Clarity metrics are operational metrics, like the number of minutes a day your product actually gets used or how long it took for a user to get service. These are the hidden gears that drive growth. Use them to solidify your competitive advantage.

A vanity metric may be acquired new users for a product or service—data that looks good in a deck for shareholders or potential investors. A clarity metric may then be the average time new customers spend actually using the product—not as slick in a presentation, but far more indicative of actual customer satisfaction, and by extension, a much better indicator of longevity. For example, if you want to measure engagement with content on your website, look at the length of time people are spending on each page—100 users who spend fewer than 10 seconds on your site will be less valuable than 10 users who spend 5 minutes or more reading your content.

A recent episode of the StartUp podcast provides an excellent example of vanity metrics vs. clarity metrics. While Friendster was focused on the number of new users of their site (with little regard for site speed or user satisfaction), Facebook was focused on sustainable growth and user experience. By the time Friendster realized the bulk of their new users were coming from the Philippines (eroding their value to big advertisers), Facebook had honed in on a clarity metric that allowed them to create an exceptional user experience—they knew that people who made seven connections in their first ten days on the site would be hooked. They also controlled user experience by entering new markets cautiously. If you’d looked at the vanity metric of new users at the time, you probably would have bet on Friendster as the dominant social networking site. But of course, we know how that worked out.

Vanity metrics may make people feel good in the moment, but those warm fuzzy feelings won’t last long if we discover that a competitor has taken a bite out of our market share, that a large user base is spreading their frustration with the service all over Twitter, or that the expensive advertising campaign was seen by a lot of people who didn’t buy the product. Honing in on clarity metrics will allow you and your clients to course correct in the moment, and develop the agility required for success.  

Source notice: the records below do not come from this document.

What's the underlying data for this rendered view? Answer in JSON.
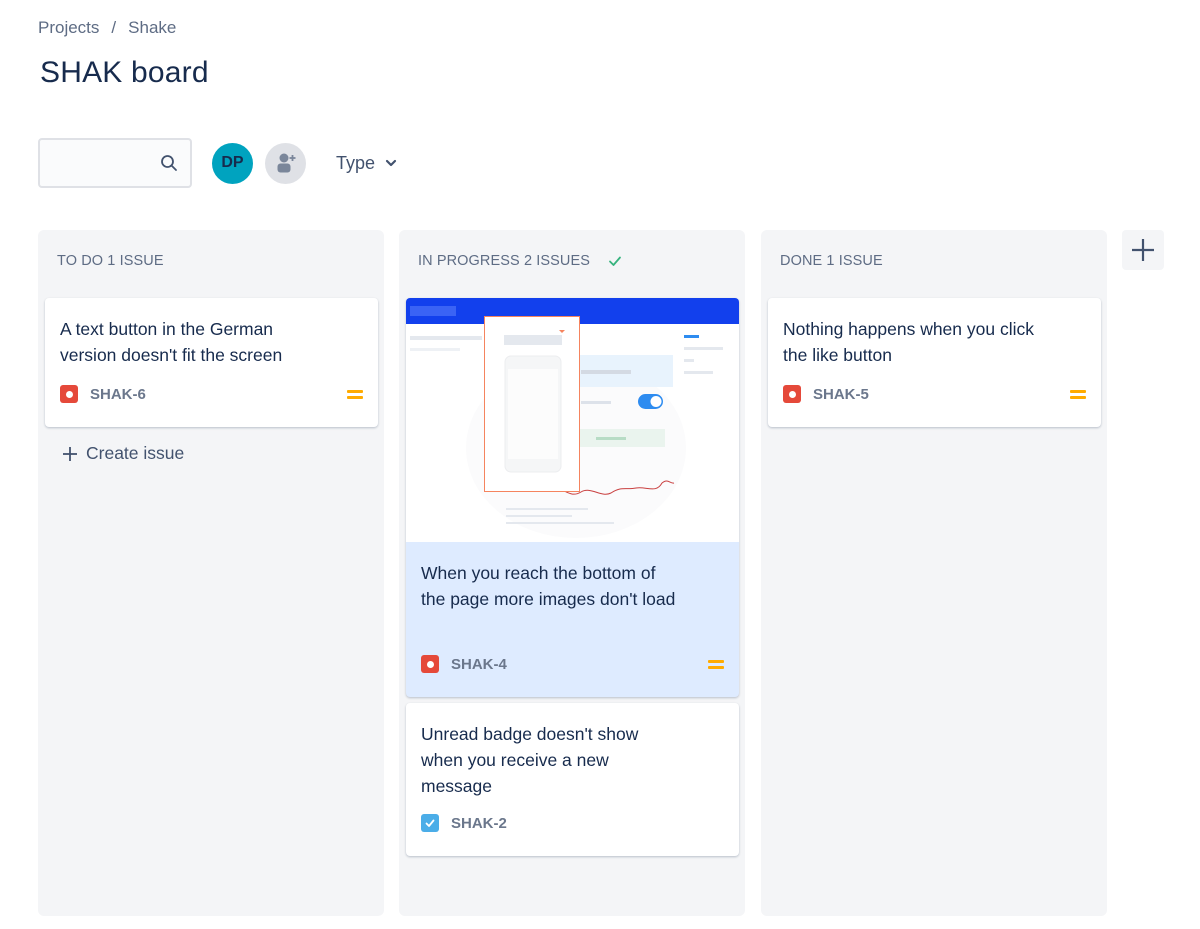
{
  "breadcrumb": {
    "items": [
      "Projects",
      "Shake"
    ],
    "separator": "/"
  },
  "page": {
    "title": "SHAK board"
  },
  "toolbar": {
    "search": {
      "value": "",
      "placeholder": ""
    },
    "avatars": [
      {
        "initials": "DP",
        "color": "#00a3bf"
      }
    ],
    "add_people_icon": "add-person-icon",
    "type_filter_label": "Type"
  },
  "columns": [
    {
      "id": "todo",
      "header": "TO DO 1 ISSUE",
      "cards": [
        {
          "title": "A text button in the German version doesn't fit the screen",
          "key": "SHAK-6",
          "type": "bug",
          "priority": "medium"
        }
      ],
      "create_label": "Create issue"
    },
    {
      "id": "in-progress",
      "header": "IN PROGRESS 2 ISSUES",
      "header_icon": "check-icon",
      "cards": [
        {
          "title": "When you reach the bottom of the page more images don't load",
          "key": "SHAK-4",
          "type": "bug",
          "priority": "medium",
          "has_attachment": true,
          "selected": true
        },
        {
          "title": "Unread badge doesn't show when you receive a new message",
          "key": "SHAK-2",
          "type": "task"
        }
      ]
    },
    {
      "id": "done",
      "header": "DONE 1 ISSUE",
      "cards": [
        {
          "title": "Nothing happens when you click the like button",
          "key": "SHAK-5",
          "type": "bug",
          "priority": "medium"
        }
      ]
    }
  ],
  "colors": {
    "bug": "#e5493a",
    "task": "#4bade8",
    "priority_medium": "#ffab00",
    "selected_card": "#deebff",
    "column_bg": "#f4f5f7"
  }
}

Clarity metrics can help your clients ensure that they are on the right track, and can help you focus your offerings on the outcomes that will have the biggest impact. You may need to spend some time digging into the issues that your clients are facing—and push them to think beyond vanity metrics or lagging indicators when they discuss their challenges.

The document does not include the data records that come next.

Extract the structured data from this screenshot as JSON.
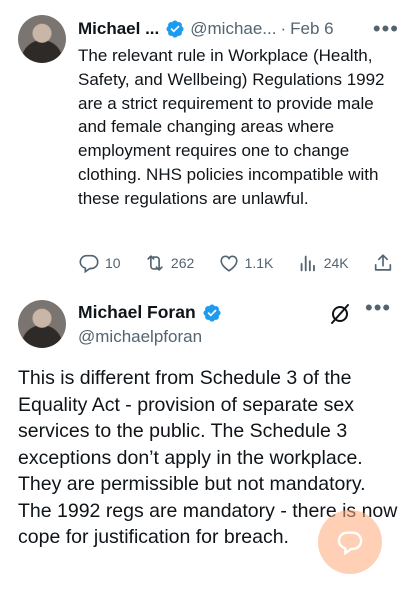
{
  "tweet1": {
    "name": "Michael ...",
    "handle": "@michae...",
    "separator": "·",
    "date": "Feb 6",
    "more_icon": "more-icon",
    "text": "The relevant rule in Workplace (Health, Safety, and Wellbeing) Regulations 1992 are a strict requirement to provide male and female changing areas where employment requires one to change clothing. NHS policies incompatible with these regulations are unlawful.",
    "actions": {
      "replies": "10",
      "reposts": "262",
      "likes": "1.1K",
      "views": "24K"
    }
  },
  "tweet2": {
    "name": "Michael Foran",
    "handle": "@michaelpforan",
    "text": "This is different from Schedule 3 of the Equality Act - provision of separate sex services to the public. The Schedule 3 exceptions don’t apply in the workplace. They are permissible but not mandatory. The 1992 regs are mandatory - there is now cope for justification for breach."
  },
  "colors": {
    "verified": "#1d9bf0",
    "secondary_text": "#536471",
    "fab": "#ffaa78"
  }
}
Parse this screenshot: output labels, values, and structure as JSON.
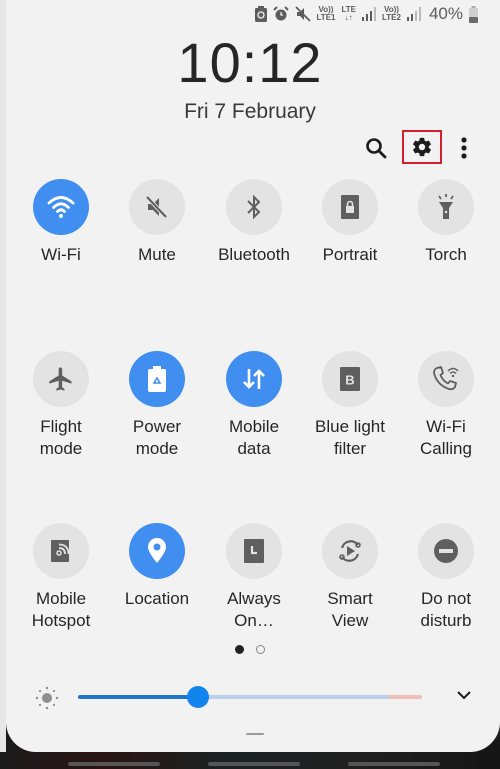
{
  "status_bar": {
    "icons": [
      "battery-saver-icon",
      "alarm-icon",
      "mute-icon",
      "volte-lte1-icon",
      "lte-data-icon",
      "signal-sim1-icon",
      "volte-lte2-icon",
      "signal-sim2-icon",
      "battery-icon"
    ],
    "volte1_top": "Vo))",
    "volte1_bottom": "LTE1",
    "lte_top": "LTE",
    "lte_bottom": "↓↑",
    "volte2_top": "Vo))",
    "volte2_bottom": "LTE2",
    "battery_percent": "40%",
    "battery_level": 0.4
  },
  "clock": {
    "time": "10:12",
    "date": "Fri 7 February"
  },
  "actions": {
    "search": "search-icon",
    "settings": "gear-icon",
    "more": "more-vertical-icon",
    "highlight_color": "#d32030"
  },
  "tiles": [
    {
      "label": "Wi-Fi",
      "icon": "wifi-icon",
      "on": true
    },
    {
      "label": "Mute",
      "icon": "mute-icon",
      "on": false
    },
    {
      "label": "Bluetooth",
      "icon": "bluetooth-icon",
      "on": false
    },
    {
      "label": "Portrait",
      "icon": "portrait-lock-icon",
      "on": false
    },
    {
      "label": "Torch",
      "icon": "torch-icon",
      "on": false
    },
    {
      "label": "Flight\nmode",
      "icon": "airplane-icon",
      "on": false
    },
    {
      "label": "Power\nmode",
      "icon": "power-mode-icon",
      "on": true
    },
    {
      "label": "Mobile\ndata",
      "icon": "mobile-data-icon",
      "on": true
    },
    {
      "label": "Blue light\nfilter",
      "icon": "blue-light-filter-icon",
      "on": false
    },
    {
      "label": "Wi-Fi\nCalling",
      "icon": "wifi-calling-icon",
      "on": false
    },
    {
      "label": "Mobile\nHotspot",
      "icon": "hotspot-icon",
      "on": false
    },
    {
      "label": "Location",
      "icon": "location-icon",
      "on": true
    },
    {
      "label": "Always\nOn…",
      "icon": "always-on-display-icon",
      "on": false
    },
    {
      "label": "Smart\nView",
      "icon": "smart-view-icon",
      "on": false
    },
    {
      "label": "Do not\ndisturb",
      "icon": "do-not-disturb-icon",
      "on": false
    }
  ],
  "pager": {
    "current_page": 1,
    "total_pages": 2
  },
  "brightness": {
    "level": 0.35,
    "icon": "brightness-icon",
    "expand_icon": "chevron-down-icon"
  },
  "colors": {
    "accent": "#3f8ef0",
    "slider": "#1284ee",
    "panel_bg": "#f2f2f2",
    "tile_off_bg": "#e3e3e3"
  }
}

Make Sure The Work And Measures Deliver Meaningful Outcomes

Focusing on leading indicators and clarity metrics with your clients may also require some agility on your part in the offerings you provide. If you’re relying on “deliver and disappear” training programs, or content-based learning initiatives that don’t take the context of the organization into account, moving the needle on measures that impact outcomes that matter to your clients will be difficult.

The rapid pace of change that organizations are facing means that there are no one-size fits all solutions. As the role of L&D evolves to meet these challenges, so too must consultants and coaches evolve their offerings. Seek out opportunities to move away from static, content based solutions, and leverage the metrics tracked in analyzing your work to elevate your role as a powerful strategic partner to your clients. As you hone your strategy and analytic skills, you may need to take some time to educate your clients along the way.

Just as you push your clients to think beyond lagging indicators and vanity metrics, you must also be finding the metrics that matter for your business. Smile sheets or participant satisfaction surveys are insufficient to demonstrate your value. Instead, focus on behavior change, improved business outcomes, referrals, or other metrics that demonstrate the tangible value you bring to your client organizations. Don’t wait for the lagging data, and don’t pat yourself on the back for a high satisfaction rate with your clients. Instead, focus on improving the metrics that matter. In an age of increasing pace and the need for greater agility, improving outcomes and how they’re measured are going to be clear differentiators in the consulting marketplace.


Metrics that Matter